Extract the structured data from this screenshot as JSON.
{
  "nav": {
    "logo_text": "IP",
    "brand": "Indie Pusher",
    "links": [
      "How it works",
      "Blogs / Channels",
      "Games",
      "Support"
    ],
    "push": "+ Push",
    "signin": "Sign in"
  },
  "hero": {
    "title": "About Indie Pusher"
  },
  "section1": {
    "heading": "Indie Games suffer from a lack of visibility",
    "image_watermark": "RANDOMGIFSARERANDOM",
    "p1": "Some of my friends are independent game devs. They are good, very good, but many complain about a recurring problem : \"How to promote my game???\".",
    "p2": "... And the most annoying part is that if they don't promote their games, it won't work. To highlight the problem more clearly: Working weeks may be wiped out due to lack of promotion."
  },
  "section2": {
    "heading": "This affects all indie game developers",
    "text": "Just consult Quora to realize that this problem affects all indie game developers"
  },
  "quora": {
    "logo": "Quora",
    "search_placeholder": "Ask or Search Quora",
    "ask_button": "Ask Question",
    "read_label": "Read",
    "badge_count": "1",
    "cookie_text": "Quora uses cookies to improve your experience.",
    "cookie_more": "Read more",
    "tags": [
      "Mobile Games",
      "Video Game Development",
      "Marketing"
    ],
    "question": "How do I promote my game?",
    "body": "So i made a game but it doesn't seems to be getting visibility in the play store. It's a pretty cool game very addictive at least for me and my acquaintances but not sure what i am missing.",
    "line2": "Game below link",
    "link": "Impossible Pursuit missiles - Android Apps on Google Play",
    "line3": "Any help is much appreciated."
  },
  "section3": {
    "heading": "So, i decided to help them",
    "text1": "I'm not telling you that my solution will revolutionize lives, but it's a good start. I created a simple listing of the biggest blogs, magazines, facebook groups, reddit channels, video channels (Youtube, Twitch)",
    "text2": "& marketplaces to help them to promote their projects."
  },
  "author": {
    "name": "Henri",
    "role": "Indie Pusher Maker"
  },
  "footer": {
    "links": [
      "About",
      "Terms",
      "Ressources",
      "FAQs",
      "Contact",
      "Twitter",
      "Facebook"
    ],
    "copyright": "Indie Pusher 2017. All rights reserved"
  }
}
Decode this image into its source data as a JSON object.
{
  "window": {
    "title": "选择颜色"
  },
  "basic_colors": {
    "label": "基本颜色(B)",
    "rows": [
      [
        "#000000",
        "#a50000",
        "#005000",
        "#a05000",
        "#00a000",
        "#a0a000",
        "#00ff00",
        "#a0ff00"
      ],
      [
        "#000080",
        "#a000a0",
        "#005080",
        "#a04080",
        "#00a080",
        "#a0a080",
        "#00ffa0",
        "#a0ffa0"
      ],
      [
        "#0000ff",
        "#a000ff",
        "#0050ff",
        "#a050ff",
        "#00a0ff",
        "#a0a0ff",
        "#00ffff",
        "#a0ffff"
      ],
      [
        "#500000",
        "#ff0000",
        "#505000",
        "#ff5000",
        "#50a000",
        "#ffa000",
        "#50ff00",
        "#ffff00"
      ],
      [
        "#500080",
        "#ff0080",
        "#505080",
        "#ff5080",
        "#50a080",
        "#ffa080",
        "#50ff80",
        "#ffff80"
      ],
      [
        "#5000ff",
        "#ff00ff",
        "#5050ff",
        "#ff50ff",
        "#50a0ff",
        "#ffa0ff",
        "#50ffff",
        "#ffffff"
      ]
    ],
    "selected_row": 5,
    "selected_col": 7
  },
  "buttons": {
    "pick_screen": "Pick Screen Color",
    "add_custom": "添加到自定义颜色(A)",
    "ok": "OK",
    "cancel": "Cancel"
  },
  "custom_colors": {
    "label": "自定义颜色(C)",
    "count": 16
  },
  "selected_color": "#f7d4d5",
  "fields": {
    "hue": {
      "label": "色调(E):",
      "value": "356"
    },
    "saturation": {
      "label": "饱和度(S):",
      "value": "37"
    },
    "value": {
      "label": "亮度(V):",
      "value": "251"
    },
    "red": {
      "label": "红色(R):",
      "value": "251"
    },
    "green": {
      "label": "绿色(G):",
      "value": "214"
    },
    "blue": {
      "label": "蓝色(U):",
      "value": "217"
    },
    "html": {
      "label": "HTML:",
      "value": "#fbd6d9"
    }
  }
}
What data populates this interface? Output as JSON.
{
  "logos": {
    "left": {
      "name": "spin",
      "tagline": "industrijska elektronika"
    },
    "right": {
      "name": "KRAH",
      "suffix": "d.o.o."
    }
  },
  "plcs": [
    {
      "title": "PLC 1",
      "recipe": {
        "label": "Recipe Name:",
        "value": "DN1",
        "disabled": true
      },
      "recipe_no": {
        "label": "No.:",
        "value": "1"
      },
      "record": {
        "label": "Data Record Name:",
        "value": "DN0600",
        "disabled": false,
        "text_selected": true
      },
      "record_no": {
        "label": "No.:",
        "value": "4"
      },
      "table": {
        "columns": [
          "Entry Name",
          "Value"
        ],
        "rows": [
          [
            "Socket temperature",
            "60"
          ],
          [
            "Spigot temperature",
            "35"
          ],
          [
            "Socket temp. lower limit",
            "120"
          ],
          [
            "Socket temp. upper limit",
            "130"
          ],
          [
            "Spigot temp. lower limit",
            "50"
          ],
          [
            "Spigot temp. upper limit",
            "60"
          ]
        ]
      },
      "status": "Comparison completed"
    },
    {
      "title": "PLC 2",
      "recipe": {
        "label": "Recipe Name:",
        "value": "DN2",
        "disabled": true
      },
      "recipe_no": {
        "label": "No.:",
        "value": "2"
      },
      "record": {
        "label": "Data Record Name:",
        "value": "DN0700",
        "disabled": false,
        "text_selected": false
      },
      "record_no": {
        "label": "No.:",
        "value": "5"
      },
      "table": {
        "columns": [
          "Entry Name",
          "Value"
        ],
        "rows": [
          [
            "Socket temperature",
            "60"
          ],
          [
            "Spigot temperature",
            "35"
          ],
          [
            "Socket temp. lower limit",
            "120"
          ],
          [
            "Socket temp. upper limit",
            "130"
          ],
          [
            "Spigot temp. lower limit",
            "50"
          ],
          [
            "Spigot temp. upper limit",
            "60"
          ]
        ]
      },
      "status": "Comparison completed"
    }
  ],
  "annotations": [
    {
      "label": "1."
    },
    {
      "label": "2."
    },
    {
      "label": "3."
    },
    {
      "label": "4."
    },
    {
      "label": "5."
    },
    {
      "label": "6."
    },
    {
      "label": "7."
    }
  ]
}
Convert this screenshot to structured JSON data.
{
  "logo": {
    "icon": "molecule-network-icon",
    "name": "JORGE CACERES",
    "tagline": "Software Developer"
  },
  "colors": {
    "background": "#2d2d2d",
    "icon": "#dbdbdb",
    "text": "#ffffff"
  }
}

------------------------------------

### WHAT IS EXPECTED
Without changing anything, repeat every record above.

### SOLUTION TO THE PROBLEM
Extract the structured data from this screenshot as JSON.
{
  "nav": {
    "logo_text": "IP",
    "brand": "Indie Pusher",
    "links": [
      "How it works",
      "Blogs / Channels",
      "Games",
      "Support"
    ],
    "push": "+ Push",
    "signin": "Sign in"
  },
  "hero": {
    "title": "About Indie Pusher"
  },
  "section1": {
    "heading": "Indie Games suffer from a lack of visibility",
    "image_watermark": "RANDOMGIFSARERANDOM",
    "p1": "Some of my friends are independent game devs. They are good, very good, but many complain about a recurring problem : \"How to promote my game???\".",
    "p2": "... And the most annoying part is that if they don't promote their games, it won't work. To highlight the problem more clearly: Working weeks may be wiped out due to lack of promotion."
  },
  "section2": {
    "heading": "This affects all indie game developers",
    "text": "Just consult Quora to realize that this problem affects all indie game developers"
  },
  "quora": {
    "logo": "Quora",
    "search_placeholder": "Ask or Search Quora",
    "ask_button": "Ask Question",
    "read_label": "Read",
    "badge_count": "1",
    "cookie_text": "Quora uses cookies to improve your experience.",
    "cookie_more": "Read more",
    "tags": [
      "Mobile Games",
      "Video Game Development",
      "Marketing"
    ],
    "question": "How do I promote my game?",
    "body": "So i made a game but it doesn't seems to be getting visibility in the play store. It's a pretty cool game very addictive at least for me and my acquaintances but not sure what i am missing.",
    "line2": "Game below link",
    "link": "Impossible Pursuit missiles - Android Apps on Google Play",
    "line3": "Any help is much appreciated."
  },
  "section3": {
    "heading": "So, i decided to help them",
    "text1": "I'm not telling you that my solution will revolutionize lives, but it's a good start. I created a simple listing of the biggest blogs, magazines, facebook groups, reddit channels, video channels (Youtube, Twitch)",
    "text2": "& marketplaces to help them to promote their projects."
  },
  "author": {
    "name": "Henri",
    "role": "Indie Pusher Maker"
  },
  "footer": {
    "links": [
      "About",
      "Terms",
      "Ressources",
      "FAQs",
      "Contact",
      "Twitter",
      "Facebook"
    ],
    "copyright": "Indie Pusher 2017. All rights reserved"
  }
}
Decode this image into its source data as a JSON object.
{
  "window": {
    "title": "选择颜色"
  },
  "basic_colors": {
    "label": "基本颜色(B)",
    "rows": [
      [
        "#000000",
        "#a50000",
        "#005000",
        "#a05000",
        "#00a000",
        "#a0a000",
        "#00ff00",
        "#a0ff00"
      ],
      [
        "#000080",
        "#a000a0",
        "#005080",
        "#a04080",
        "#00a080",
        "#a0a080",
        "#00ffa0",
        "#a0ffa0"
      ],
      [
        "#0000ff",
        "#a000ff",
        "#0050ff",
        "#a050ff",
        "#00a0ff",
        "#a0a0ff",
        "#00ffff",
        "#a0ffff"
      ],
      [
        "#500000",
        "#ff0000",
        "#505000",
        "#ff5000",
        "#50a000",
        "#ffa000",
        "#50ff00",
        "#ffff00"
      ],
      [
        "#500080",
        "#ff0080",
        "#505080",
        "#ff5080",
        "#50a080",
        "#ffa080",
        "#50ff80",
        "#ffff80"
      ],
      [
        "#5000ff",
        "#ff00ff",
        "#5050ff",
        "#ff50ff",
        "#50a0ff",
        "#ffa0ff",
        "#50ffff",
        "#ffffff"
      ]
    ],
    "selected_row": 5,
    "selected_col": 7
  },
  "buttons": {
    "pick_screen": "Pick Screen Color",
    "add_custom": "添加到自定义颜色(A)",
    "ok": "OK",
    "cancel": "Cancel"
  },
  "custom_colors": {
    "label": "自定义颜色(C)",
    "count": 16
  },
  "selected_color": "#f7d4d5",
  "fields": {
    "hue": {
      "label": "色调(E):",
      "value": "356"
    },
    "saturation": {
      "label": "饱和度(S):",
      "value": "37"
    },
    "value": {
      "label": "亮度(V):",
      "value": "251"
    },
    "red": {
      "label": "红色(R):",
      "value": "251"
    },
    "green": {
      "label": "绿色(G):",
      "value": "214"
    },
    "blue": {
      "label": "蓝色(U):",
      "value": "217"
    },
    "html": {
      "label": "HTML:",
      "value": "#fbd6d9"
    }
  }
}
What data populates this interface? Output as JSON.
{
  "logos": {
    "left": {
      "name": "spin",
      "tagline": "industrijska elektronika"
    },
    "right": {
      "name": "KRAH",
      "suffix": "d.o.o."
    }
  },
  "plcs": [
    {
      "title": "PLC 1",
      "recipe": {
        "label": "Recipe Name:",
        "value": "DN1",
        "disabled": true
      },
      "recipe_no": {
        "label": "No.:",
        "value": "1"
      },
      "record": {
        "label": "Data Record Name:",
        "value": "DN0600",
        "disabled": false,
        "text_selected": true
      },
      "record_no": {
        "label": "No.:",
        "value": "4"
      },
      "table": {
        "columns": [
          "Entry Name",
          "Value"
        ],
        "rows": [
          [
            "Socket temperature",
            "60"
          ],
          [
            "Spigot temperature",
            "35"
          ],
          [
            "Socket temp. lower limit",
            "120"
          ],
          [
            "Socket temp. upper limit",
            "130"
          ],
          [
            "Spigot temp. lower limit",
            "50"
          ],
          [
            "Spigot temp. upper limit",
            "60"
          ]
        ]
      },
      "status": "Comparison completed"
    },
    {
      "title": "PLC 2",
      "recipe": {
        "label": "Recipe Name:",
        "value": "DN2",
        "disabled": true
      },
      "recipe_no": {
        "label": "No.:",
        "value": "2"
      },
      "record": {
        "label": "Data Record Name:",
        "value": "DN0700",
        "disabled": false,
        "text_selected": false
      },
      "record_no": {
        "label": "No.:",
        "value": "5"
      },
      "table": {
        "columns": [
          "Entry Name",
          "Value"
        ],
        "rows": [
          [
            "Socket temperature",
            "60"
          ],
          [
            "Spigot temperature",
            "35"
          ],
          [
            "Socket temp. lower limit",
            "120"
          ],
          [
            "Socket temp. upper limit",
            "130"
          ],
          [
            "Spigot temp. lower limit",
            "50"
          ],
          [
            "Spigot temp. upper limit",
            "60"
          ]
        ]
      },
      "status": "Comparison completed"
    }
  ],
  "annotations": [
    {
      "label": "1."
    },
    {
      "label": "2."
    },
    {
      "label": "3."
    },
    {
      "label": "4."
    },
    {
      "label": "5."
    },
    {
      "label": "6."
    },
    {
      "label": "7."
    }
  ]
}
Convert this screenshot to structured JSON data.
{
  "logo": {
    "icon": "molecule-network-icon",
    "name": "JORGE CACERES",
    "tagline": "Software Developer"
  },
  "colors": {
    "background": "#2d2d2d",
    "icon": "#dbdbdb",
    "text": "#ffffff"
  }
}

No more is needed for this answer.